The stairway into Skeleton Cave, Lassen National Forest
So how exactly are they created? Lava tubes are formed from volcanic activity. To make a long story short and simple: When a volcano erupts, lava flows out of it, eventually forming a hardened, dried lava bed in the surrounding area. Below the surface, lava is still flowing in channels. As it starts to cool, it crusts over to form a roof and, eventually, walls.
So what does a lava tube look like on the inside? My best description would be a dark, abandoned, underground subway tunnel. The walls and ceiling are usually pretty smooth. The ground can be very jagged and uneven, unless the park or forest service has created a paved trail. The width of the opening, height of the ceiling, and total length varies from tube to tube.
Inside Skeleton Cave
Lava River Cave in Newberry National Volcanic Monument
These formations can be found all over the world in volcanic regions. In the U.S., we have national parks dedicated to some of them. Most of the tubes are open for self-guided, free tours, without any reservations required. However, some parks offer special guided tours at certain times of the year.
Opening of Lava River Cave
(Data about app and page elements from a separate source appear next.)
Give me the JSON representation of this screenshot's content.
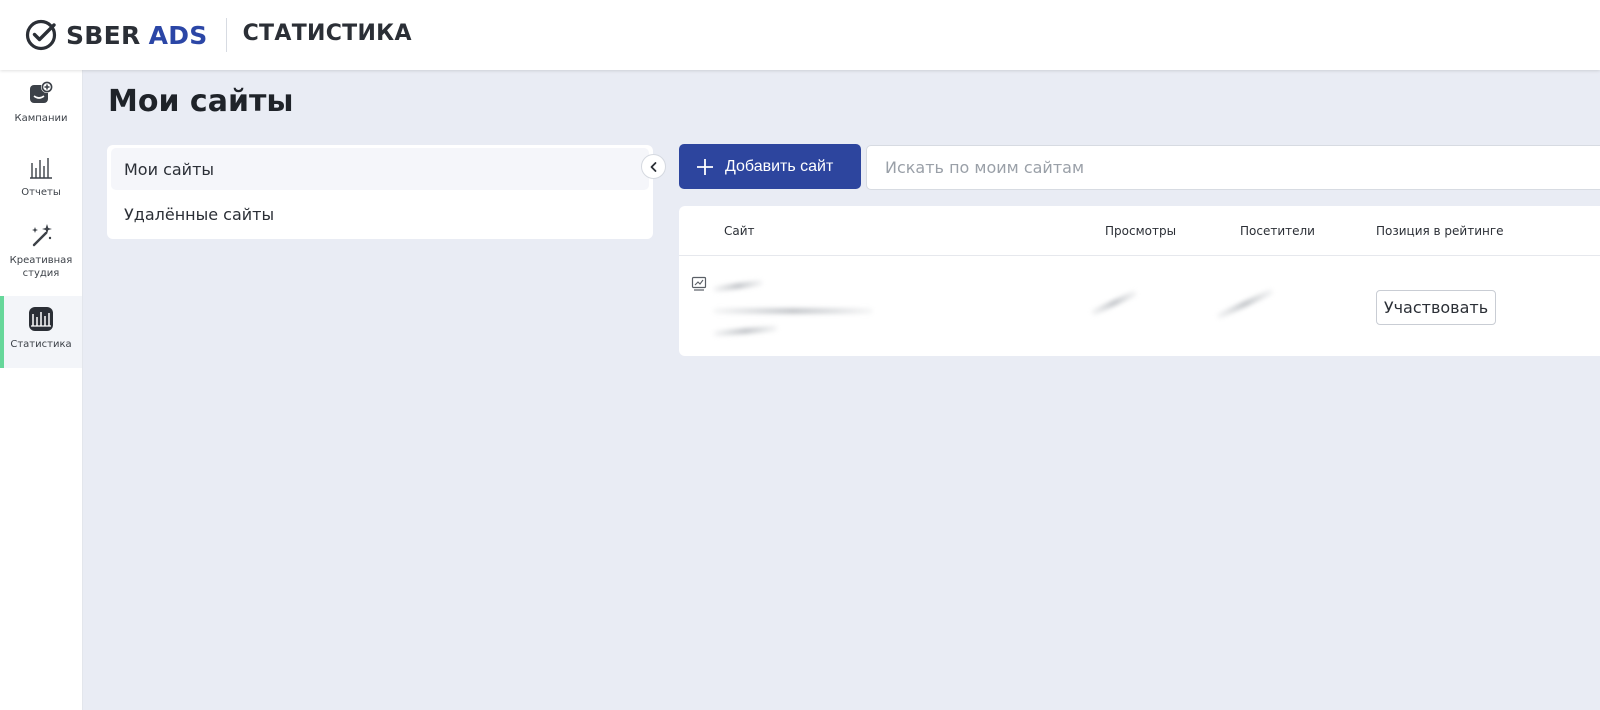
{
  "header": {
    "brand_sber": "SBER",
    "brand_ads": "ADS",
    "section": "СТАТИСТИКА",
    "brand_color": "#2b46a6"
  },
  "rail": {
    "items": [
      {
        "label": "Кампании",
        "icon": "campaigns-icon"
      },
      {
        "label": "Отчеты",
        "icon": "reports-chart-icon"
      },
      {
        "label": "Креативная студия",
        "icon": "sparkle-icon"
      },
      {
        "label": "Статистика",
        "icon": "statistics-icon",
        "active": true
      }
    ],
    "active_color": "#66d79a"
  },
  "page": {
    "title": "Мои сайты"
  },
  "submenu": {
    "items": [
      {
        "label": "Мои сайты",
        "active": true
      },
      {
        "label": "Удалённые сайты"
      }
    ]
  },
  "toolbar": {
    "add_label": "Добавить сайт",
    "search_placeholder": "Искать по моим сайтам",
    "accent": "#2d459e"
  },
  "table": {
    "columns": [
      "Сайт",
      "Просмотры",
      "Посетители",
      "Позиция в рейтинге"
    ],
    "rows": [
      {
        "action_label": "Участвовать"
      }
    ]
  }
}
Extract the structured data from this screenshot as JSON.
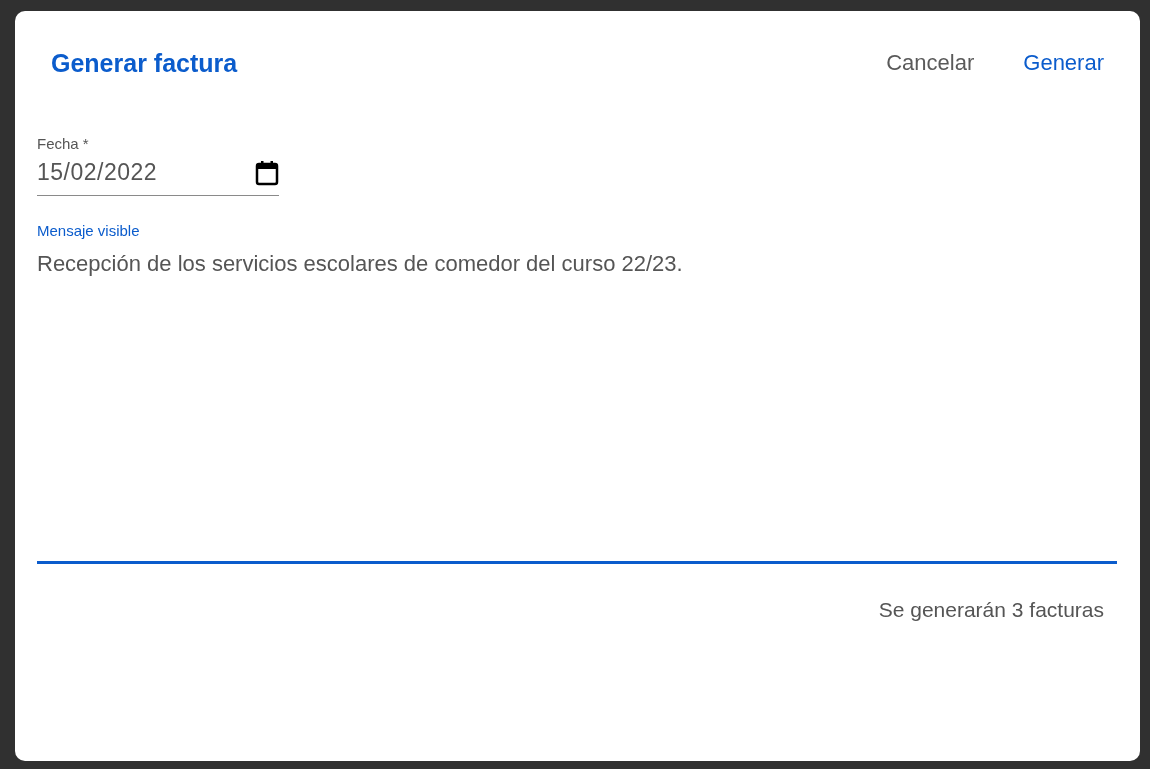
{
  "dialog": {
    "title": "Generar factura",
    "actions": [
      {
        "label": "Cancelar",
        "kind": "secondary"
      },
      {
        "label": "Generar",
        "kind": "primary"
      }
    ],
    "date_field": {
      "label": "Fecha *",
      "value": "15/02/2022"
    },
    "message_field": {
      "label": "Mensaje visible",
      "focused": true,
      "value": "Recepción de los servicios escolares de comedor del curso 22/23."
    },
    "summary": "Se generarán 3 facturas"
  }
}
If you plan on exploring one of these underground phenomenons, you need to have just a few key items. No matter what temperature it is outside, it’s going to be in the 40s or 50s down below. You’ll probably want some pants and a light sweater. You’re definitely going to want some sturdy shoes. Flip-flops or sandals just won’t cut it. There are absolutely no artificial lights set up, so you’ll have to bring a flashlight, or two. Or, you can rent out a lantern from some of the parks.
Lava River Cave
Being inside a lava tube is a unique experience. Imagining lava flowing through the very spot where you’re currently standing is mind-blowing. It’s an opportunity you won’t want to miss!
Here are some top spots to check out:
- Lava Beds National Monument, California
- Newberry National Volcanic Monument, Oregon
- Lassen National Forest, Oregon
- Coconino National Forest, Arizona
- Gifford Pinchot National Forest, Washington